Q: It looks like you've got lots of toys and technology, and there are some things which appear strange, for example scuba diving is included but kayaks 'optional' - does 'optional' mean 'paid for'?
A: In the original plan we had helicopters, which we know can add to the experience. We had many long discussions but in the end we removed them from the plans on the basis that they were a bit of an environmental compromise, with more pollution, and a detrimental impact on the wildlife, and indeed the guests. We analysed the noise, and finally decided against.
As for kayaking, the operation is a bit complicated. Embarkation is not on the ship: we do the preparation and training in the mud room, then take the guests by Zodiac to the kayak centre which is sometimes up to three miles away. So you have to know that you really want to do it, and are able to enjoy it, and not spoil the experience for others. Divers are sort of self-selecting, they need PADI certification so we know they have the expertise. Everyone thinks they can kayak, and it's not true. If there's a charge, you will only do it if you know you're going to enjoy it. The charge will be about US$150 per trip.
Q: Tell me about the submarine excursions?

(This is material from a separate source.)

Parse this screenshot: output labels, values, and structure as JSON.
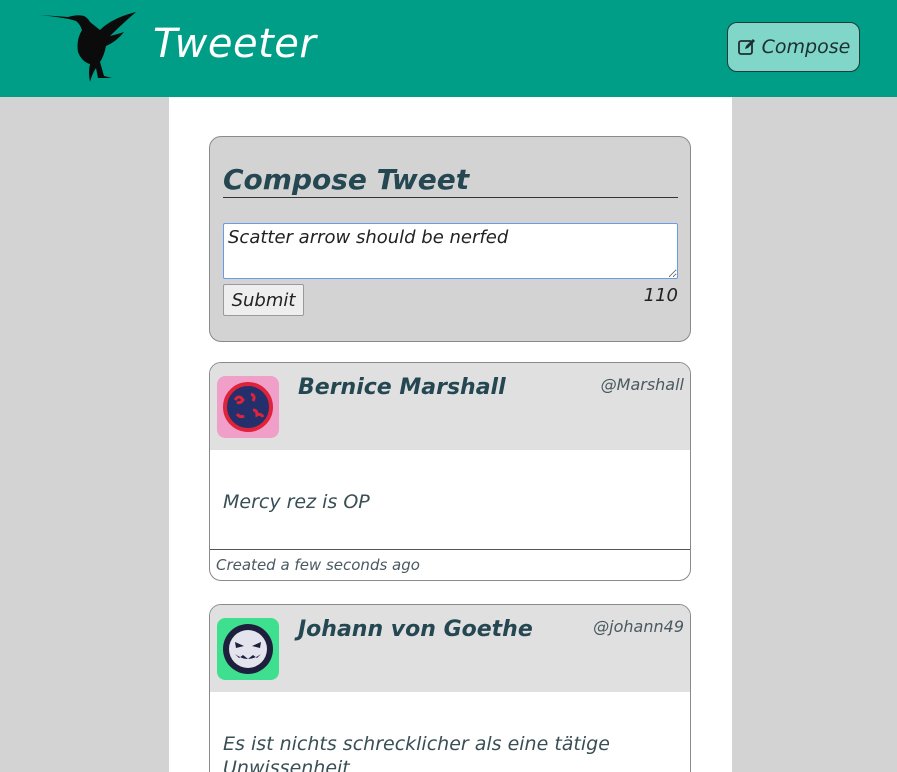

A: This is going to be amazing. As a diver, I hadn't expected to be really impressed, but the experience blew me away. The sub's got two large acrylic spheres, so all the passengers share the same unique, undisturbed and undistorted view in all directions. The passenger seats in each sphere are mounted on a revolving platform that can turn to face any direction in order to experience the best view. We can take six paying guests and the pilot on each trip, at a charge of about US$450 per person.
Q: We Brits who hate long dark winters might resist the Norwegian winter voyages, travelling beyond the Arctic Circle, so can you explain what makes them a 'must do'…?
A: I am also Northern European, so I know exactly what you mean, but in fact these voyages tick so many bucket list boxes: the Northern Lights, ice hotels, dog sledding, reindeer sledding, twilight, diving, submarine experiences (winter time visibility is about 30-40 metres), and more. Seabourn guests are pretty well travelled so they are always looking for something new, and love the thought of adventuring out of their comfort zone, but with all the comfort of Seabourn when they are back on board. The itineraries are designed to avoid open sea where possible.
Q: What one aspect or feature of the ship most excites you?
A: I love that all the exciting things we've been talking about come together to deliver a really unforgettable experience. A trip on Seabourn Venture is going to be a trip of a lifetime.